Stored items
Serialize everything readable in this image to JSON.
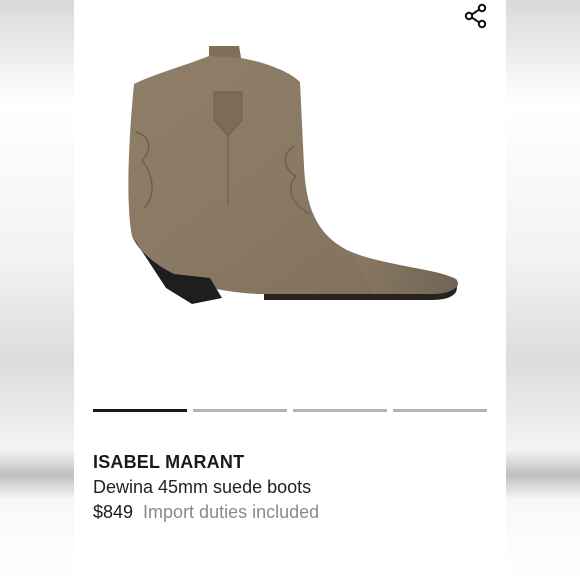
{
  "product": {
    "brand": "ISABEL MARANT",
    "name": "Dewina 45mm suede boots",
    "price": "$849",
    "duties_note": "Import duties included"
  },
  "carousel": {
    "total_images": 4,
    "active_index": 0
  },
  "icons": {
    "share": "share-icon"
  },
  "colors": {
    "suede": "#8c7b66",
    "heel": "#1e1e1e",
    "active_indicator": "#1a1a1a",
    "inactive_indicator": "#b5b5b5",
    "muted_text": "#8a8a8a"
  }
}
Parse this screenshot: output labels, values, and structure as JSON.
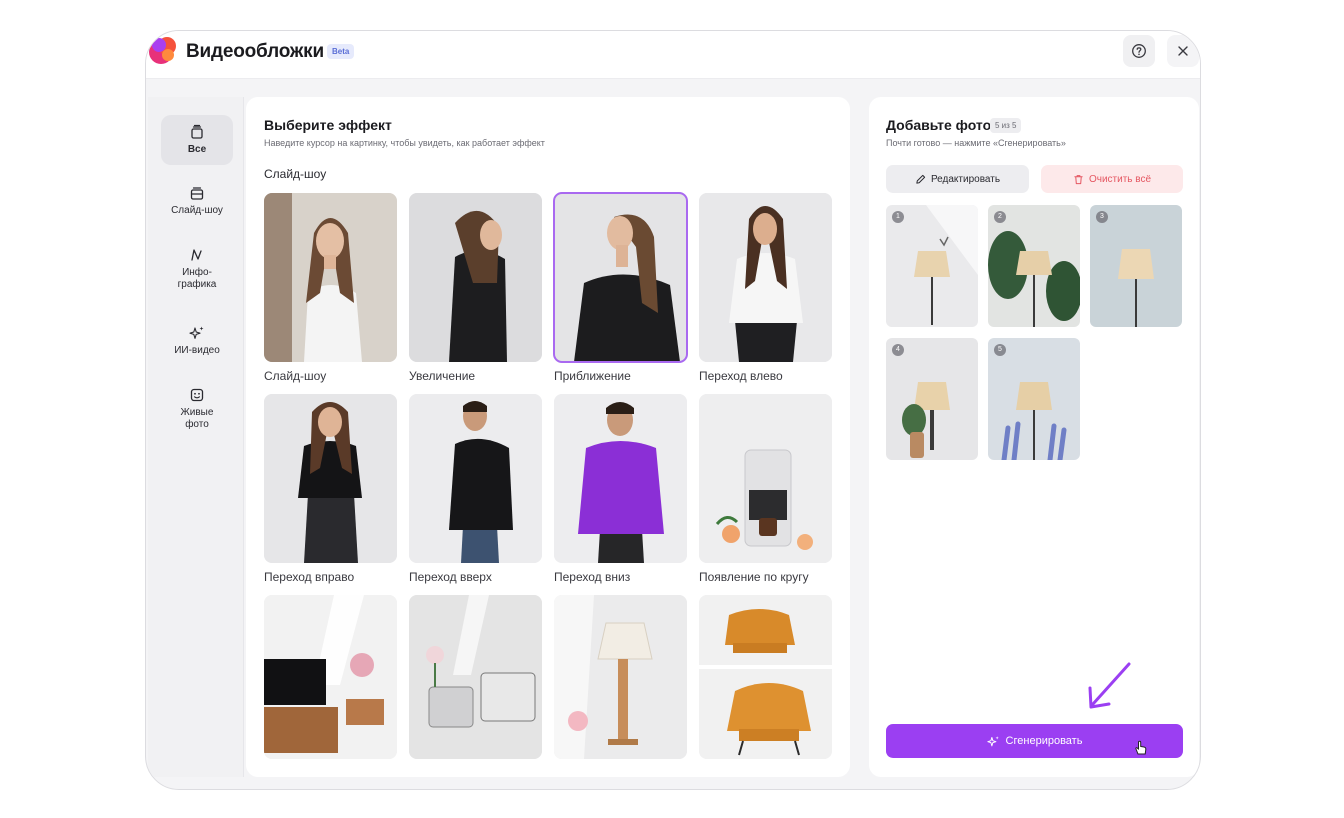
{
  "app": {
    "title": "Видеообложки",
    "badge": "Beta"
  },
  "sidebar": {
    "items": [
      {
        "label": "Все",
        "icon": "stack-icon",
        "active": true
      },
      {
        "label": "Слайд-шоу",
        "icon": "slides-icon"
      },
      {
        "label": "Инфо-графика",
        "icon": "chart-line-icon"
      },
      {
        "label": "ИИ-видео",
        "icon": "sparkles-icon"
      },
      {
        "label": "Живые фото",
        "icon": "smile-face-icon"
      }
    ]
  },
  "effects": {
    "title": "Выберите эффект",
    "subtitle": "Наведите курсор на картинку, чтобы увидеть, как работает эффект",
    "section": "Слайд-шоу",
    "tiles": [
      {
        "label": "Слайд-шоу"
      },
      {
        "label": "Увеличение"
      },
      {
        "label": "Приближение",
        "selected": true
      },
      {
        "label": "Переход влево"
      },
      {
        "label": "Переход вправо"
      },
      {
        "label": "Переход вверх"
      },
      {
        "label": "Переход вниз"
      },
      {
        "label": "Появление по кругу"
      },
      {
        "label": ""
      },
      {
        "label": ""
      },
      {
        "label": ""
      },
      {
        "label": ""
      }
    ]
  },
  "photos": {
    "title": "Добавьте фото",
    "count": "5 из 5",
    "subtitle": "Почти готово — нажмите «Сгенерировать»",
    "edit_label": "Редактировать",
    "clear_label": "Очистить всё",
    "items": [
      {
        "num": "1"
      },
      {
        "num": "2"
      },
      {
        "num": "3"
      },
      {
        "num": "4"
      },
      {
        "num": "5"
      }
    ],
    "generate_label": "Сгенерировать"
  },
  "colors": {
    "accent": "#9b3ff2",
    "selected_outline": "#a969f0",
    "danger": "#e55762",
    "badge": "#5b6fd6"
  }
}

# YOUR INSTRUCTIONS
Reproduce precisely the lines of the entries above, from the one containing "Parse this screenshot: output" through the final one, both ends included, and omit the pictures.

# RESULT
Parse this screenshot: output labels, values, and structure as JSON.
{
  "app": {
    "title": "Видеообложки",
    "badge": "Beta"
  },
  "sidebar": {
    "items": [
      {
        "label": "Все",
        "icon": "stack-icon",
        "active": true
      },
      {
        "label": "Слайд-шоу",
        "icon": "slides-icon"
      },
      {
        "label": "Инфо-графика",
        "icon": "chart-line-icon"
      },
      {
        "label": "ИИ-видео",
        "icon": "sparkles-icon"
      },
      {
        "label": "Живые фото",
        "icon": "smile-face-icon"
      }
    ]
  },
  "effects": {
    "title": "Выберите эффект",
    "subtitle": "Наведите курсор на картинку, чтобы увидеть, как работает эффект",
    "section": "Слайд-шоу",
    "tiles": [
      {
        "label": "Слайд-шоу"
      },
      {
        "label": "Увеличение"
      },
      {
        "label": "Приближение",
        "selected": true
      },
      {
        "label": "Переход влево"
      },
      {
        "label": "Переход вправо"
      },
      {
        "label": "Переход вверх"
      },
      {
        "label": "Переход вниз"
      },
      {
        "label": "Появление по кругу"
      },
      {
        "label": ""
      },
      {
        "label": ""
      },
      {
        "label": ""
      },
      {
        "label": ""
      }
    ]
  },
  "photos": {
    "title": "Добавьте фото",
    "count": "5 из 5",
    "subtitle": "Почти готово — нажмите «Сгенерировать»",
    "edit_label": "Редактировать",
    "clear_label": "Очистить всё",
    "items": [
      {
        "num": "1"
      },
      {
        "num": "2"
      },
      {
        "num": "3"
      },
      {
        "num": "4"
      },
      {
        "num": "5"
      }
    ],
    "generate_label": "Сгенерировать"
  },
  "colors": {
    "accent": "#9b3ff2",
    "selected_outline": "#a969f0",
    "danger": "#e55762",
    "badge": "#5b6fd6"
  }
}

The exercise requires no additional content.